The knees and hips are the largest joints in the body, and they must work in close coordination to provide the mobility needed for walking, running, jumping, kneeling, and squatting. They also support the body’s weight during all of these activities. Pain in the knees and/or hips can lead to inflammatory conditions such as bursitis and tendonitis. Hip pain can occur on the inside of the hip or groin as well as on the outside of the hip, upper thigh or outer buttock. Knee pain can occur at the front, center, side, or back of the knee.
What causes knee and hip pain? Knee and hip pain result when the tissues and muscles that surround the joints become too tight, triggering inflammation, limited movement, and strain. Both too much activity, such as high-impact sports, and too little activity, such as sitting for prolonged periods of time, can cause knee and hip problems. Injuries and arthritis can also cause knee and hip pain. In addition, certain foot conditions such as hypermobile feet (when the joints in and around the feet move more than they should) and fallen arches can cause knee pain. Still another possible cause of knee and hip pain is over pronation of the feet. Over pronation can cause the hip to become unaligned, and the leg to rotate inward toward the opposite leg, forcing the knee to flex and extend in a way that places too much stress on the joint. In fact, just about any problem with the foot or ankle can result in a compromised posture or gait, which can lead to knee and hip pain.
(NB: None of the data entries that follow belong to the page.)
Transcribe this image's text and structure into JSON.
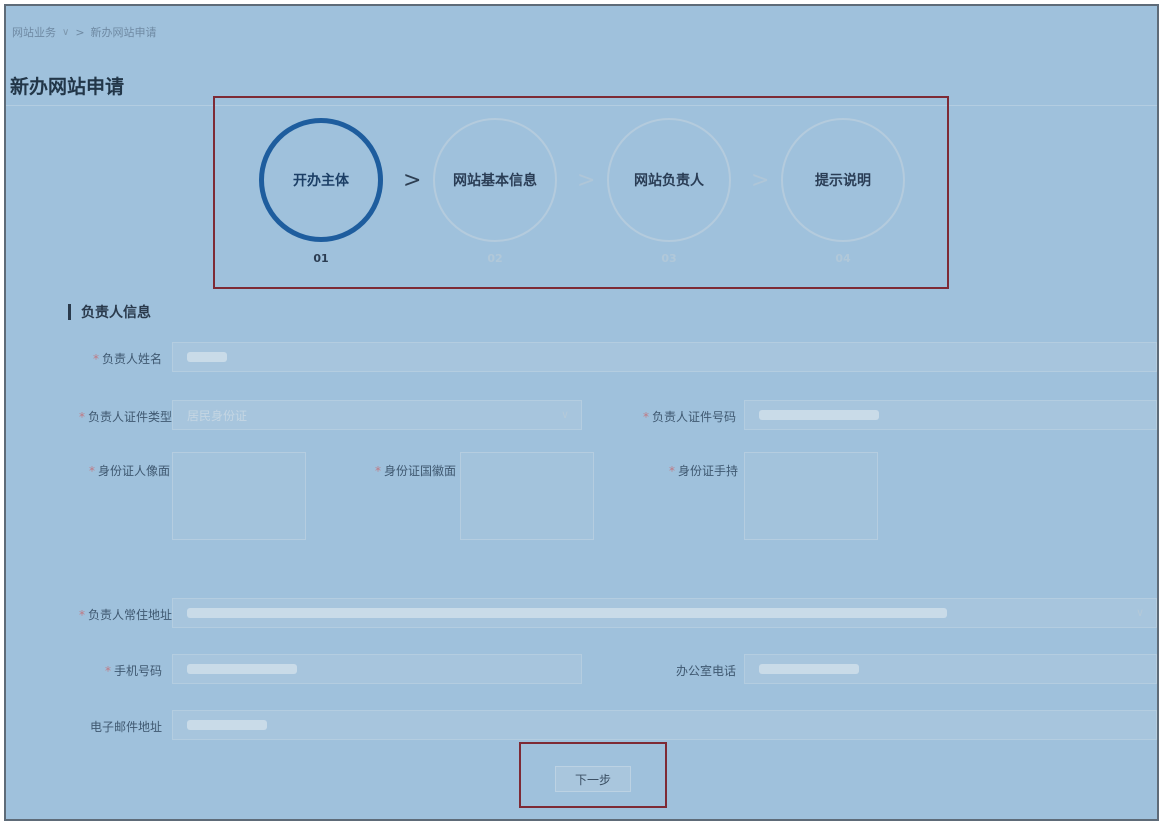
{
  "breadcrumb": {
    "parent": "网站业务",
    "separator": ">",
    "current": "新办网站申请"
  },
  "page_title": "新办网站申请",
  "steps": [
    {
      "label": "开办主体",
      "number": "01",
      "active": true
    },
    {
      "label": "网站基本信息",
      "number": "02",
      "active": false
    },
    {
      "label": "网站负责人",
      "number": "03",
      "active": false
    },
    {
      "label": "提示说明",
      "number": "04",
      "active": false
    }
  ],
  "section_title": "负责人信息",
  "form": {
    "name_label": "负责人姓名",
    "id_type_label": "负责人证件类型",
    "id_type_value": "居民身份证",
    "id_number_label": "负责人证件号码",
    "id_front_label": "身份证人像面",
    "id_back_label": "身份证国徽面",
    "id_hold_label": "身份证手持",
    "address_label": "负责人常住地址",
    "mobile_label": "手机号码",
    "office_phone_label": "办公室电话",
    "email_label": "电子邮件地址"
  },
  "next_button": "下一步",
  "colors": {
    "active_step": "#1e5d9e",
    "highlight_box": "#7e2a35",
    "background": "#9fc1dc"
  }
}
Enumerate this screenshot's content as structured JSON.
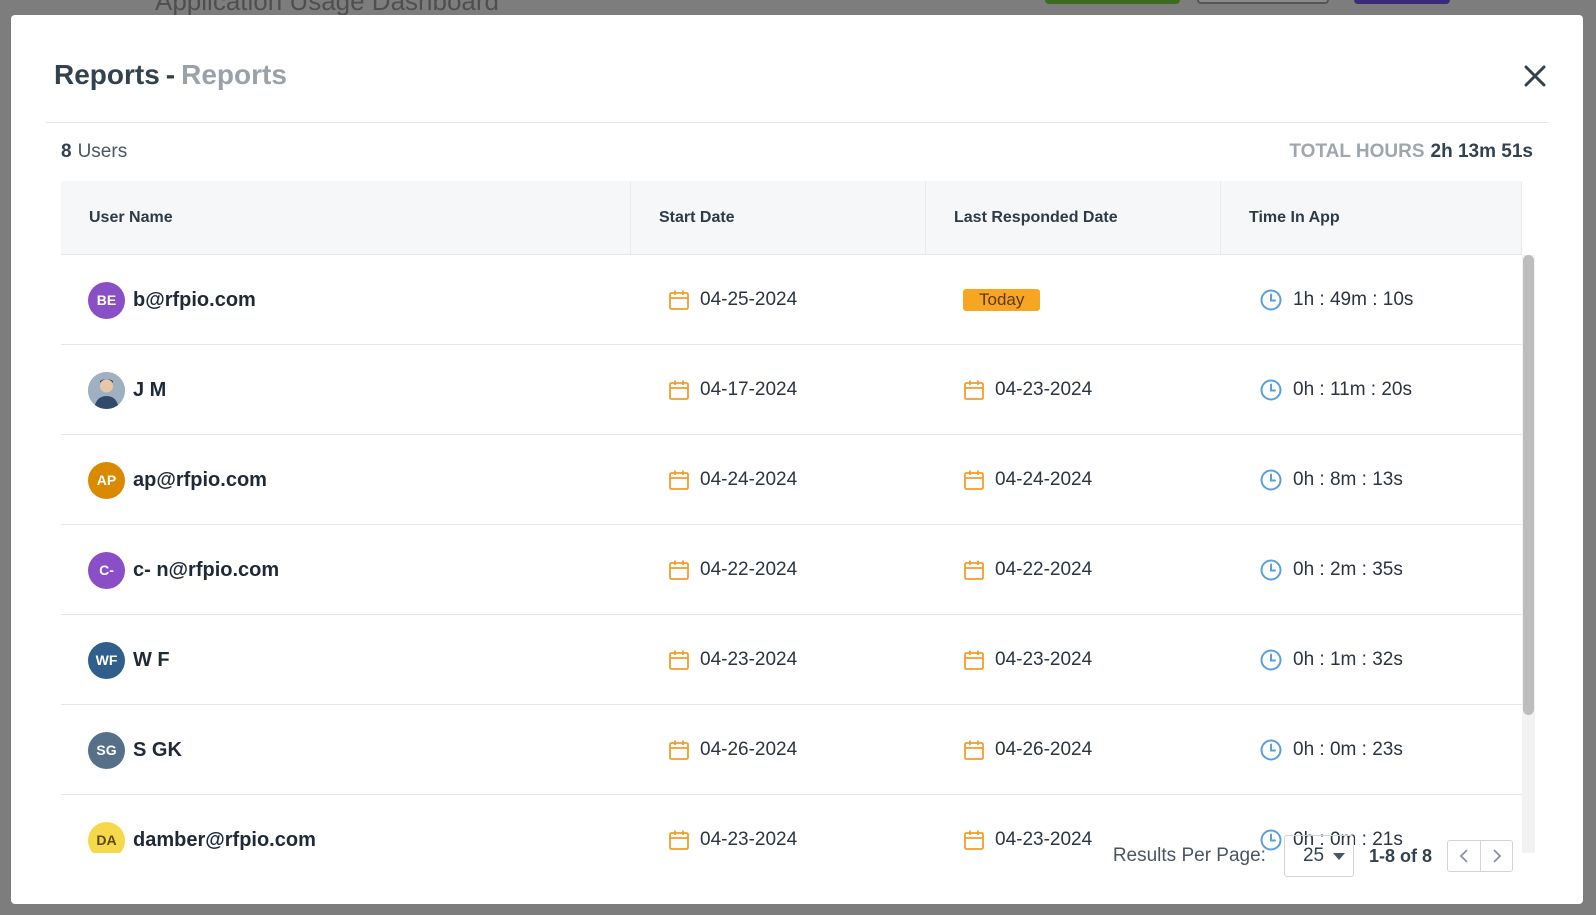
{
  "background": {
    "title": "Application Usage Dashboard"
  },
  "modal": {
    "title": "Reports",
    "separator": "-",
    "subtitle": "Reports",
    "close_icon": "close-icon"
  },
  "summary": {
    "user_count": "8",
    "users_label": "Users",
    "total_hours_label": "TOTAL HOURS",
    "total_hours_value": "2h 13m 51s"
  },
  "table": {
    "columns": [
      "User Name",
      "Start Date",
      "Last Responded Date",
      "Time In App"
    ],
    "rows": [
      {
        "initials": "BE",
        "avatar_color": "#8a4fc7",
        "name": "b@rfpio.com",
        "start": "04-25-2024",
        "last": "Today",
        "last_is_badge": true,
        "time": "1h : 49m : 10s"
      },
      {
        "initials": "",
        "avatar_color": "#a9b4c2",
        "photo": true,
        "name": "J M",
        "start": "04-17-2024",
        "last": "04-23-2024",
        "time": "0h : 11m : 20s"
      },
      {
        "initials": "AP",
        "avatar_color": "#d98a00",
        "name": "ap@rfpio.com",
        "start": "04-24-2024",
        "last": "04-24-2024",
        "time": "0h : 8m : 13s"
      },
      {
        "initials": "C-",
        "avatar_color": "#8a4fc7",
        "name": "c- n@rfpio.com",
        "start": "04-22-2024",
        "last": "04-22-2024",
        "time": "0h : 2m : 35s"
      },
      {
        "initials": "WF",
        "avatar_color": "#2f5f8a",
        "name": "W F",
        "start": "04-23-2024",
        "last": "04-23-2024",
        "time": "0h : 1m : 32s"
      },
      {
        "initials": "SG",
        "avatar_color": "#557088",
        "name": "S GK",
        "start": "04-26-2024",
        "last": "04-26-2024",
        "time": "0h : 0m : 23s"
      },
      {
        "initials": "DA",
        "avatar_color": "#f5d94a",
        "name": "damber@rfpio.com",
        "start": "04-23-2024",
        "last": "04-23-2024",
        "time": "0h : 0m : 21s"
      }
    ]
  },
  "colors": {
    "calendar_icon": "#f39c2b",
    "clock_icon": "#5aa0dc",
    "today_badge": "#f6a623"
  },
  "footer": {
    "results_per_page_label": "Results Per Page:",
    "results_per_page_value": "25",
    "range_text": "1-8 of 8"
  }
}
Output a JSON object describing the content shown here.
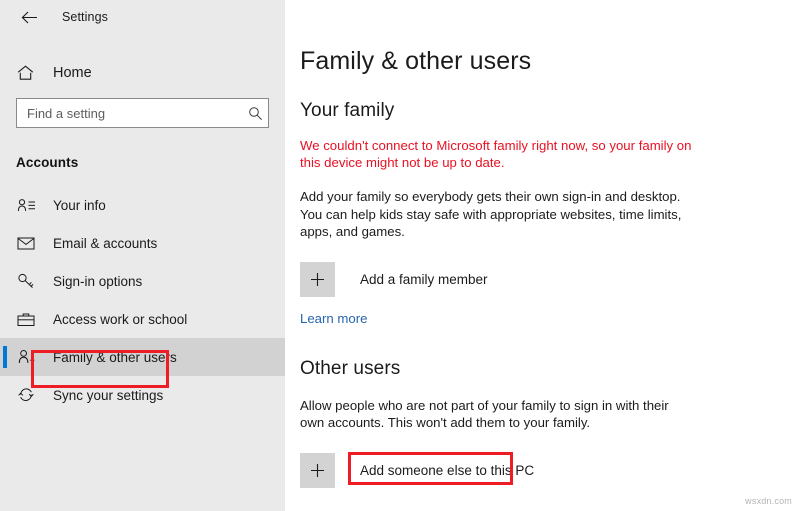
{
  "window": {
    "back_icon": "back-arrow-icon",
    "title": "Settings"
  },
  "sidebar": {
    "home": {
      "label": "Home",
      "icon": "home-icon"
    },
    "search": {
      "placeholder": "Find a setting",
      "value": "",
      "icon": "search-icon"
    },
    "section_title": "Accounts",
    "items": [
      {
        "label": "Your info",
        "icon": "user-info-icon",
        "selected": false
      },
      {
        "label": "Email & accounts",
        "icon": "envelope-icon",
        "selected": false
      },
      {
        "label": "Sign-in options",
        "icon": "key-icon",
        "selected": false
      },
      {
        "label": "Access work or school",
        "icon": "briefcase-icon",
        "selected": false
      },
      {
        "label": "Family & other users",
        "icon": "user-plus-icon",
        "selected": true
      },
      {
        "label": "Sync your settings",
        "icon": "sync-icon",
        "selected": false
      }
    ],
    "accent_color": "#0078d7",
    "selected_bg": "#d2d2d2"
  },
  "main": {
    "page_title": "Family & other users",
    "your_family": {
      "heading": "Your family",
      "error": "We couldn't connect to Microsoft family right now, so your family on this device might not be up to date.",
      "description": "Add your family so everybody gets their own sign-in and desktop. You can help kids stay safe with appropriate websites, time limits, apps, and games.",
      "add_button": {
        "label": "Add a family member",
        "icon": "plus-icon"
      },
      "learn_more": "Learn more"
    },
    "other_users": {
      "heading": "Other users",
      "description": "Allow people who are not part of your family to sign in with their own accounts. This won't add them to your family.",
      "add_button": {
        "label": "Add someone else to this PC",
        "icon": "plus-icon"
      }
    }
  },
  "annotations": {
    "highlight_color": "#ee1c25",
    "targets": [
      "Family & other users",
      "Add someone else to this PC"
    ]
  },
  "watermark": "wsxdn.com"
}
How is knee and hip pain prevented and treated? Regular stretching (at least 10 minutes a day) is critical to both preventing and treating knee and hip pain. Strengthening the calf, gluteus, hamstring and quadriceps muscles is also crucial to prevention and Treatment. Avoiding high-impact sports, but staying active is important as well. If you sit a lot during the day, make sure you get up and move every 30 minutes and, if possible, take daily, 15-30 minute walks. Also, a physical therapist can examine your walk and posture and help identify the root cause of the problem. Furthermore, if you have been diagnosed with a dysfunction of the foot or ankle, making sure that you wear the very best women’s shoes for hip pain and/or the best women’s shoes for knee pain is an important step toward treating the problem. When shopping for these shoes, whether you want the best women’s athletic shoes for knee pain, the best women’s sandals for knee pain, or the best women’s dress shoes for knee pain, etc., the shoes should have the following qualities: a good fit (not too tight or too loose); supportive cushioning, and ergonomic soles. Lastly, look for orthopedic shoes with the best arch supports for hip pain and best women’s shoe insoles for hip pain. Good shoes for hip pain can significantly reduce discomfort at the hip and improve mobility.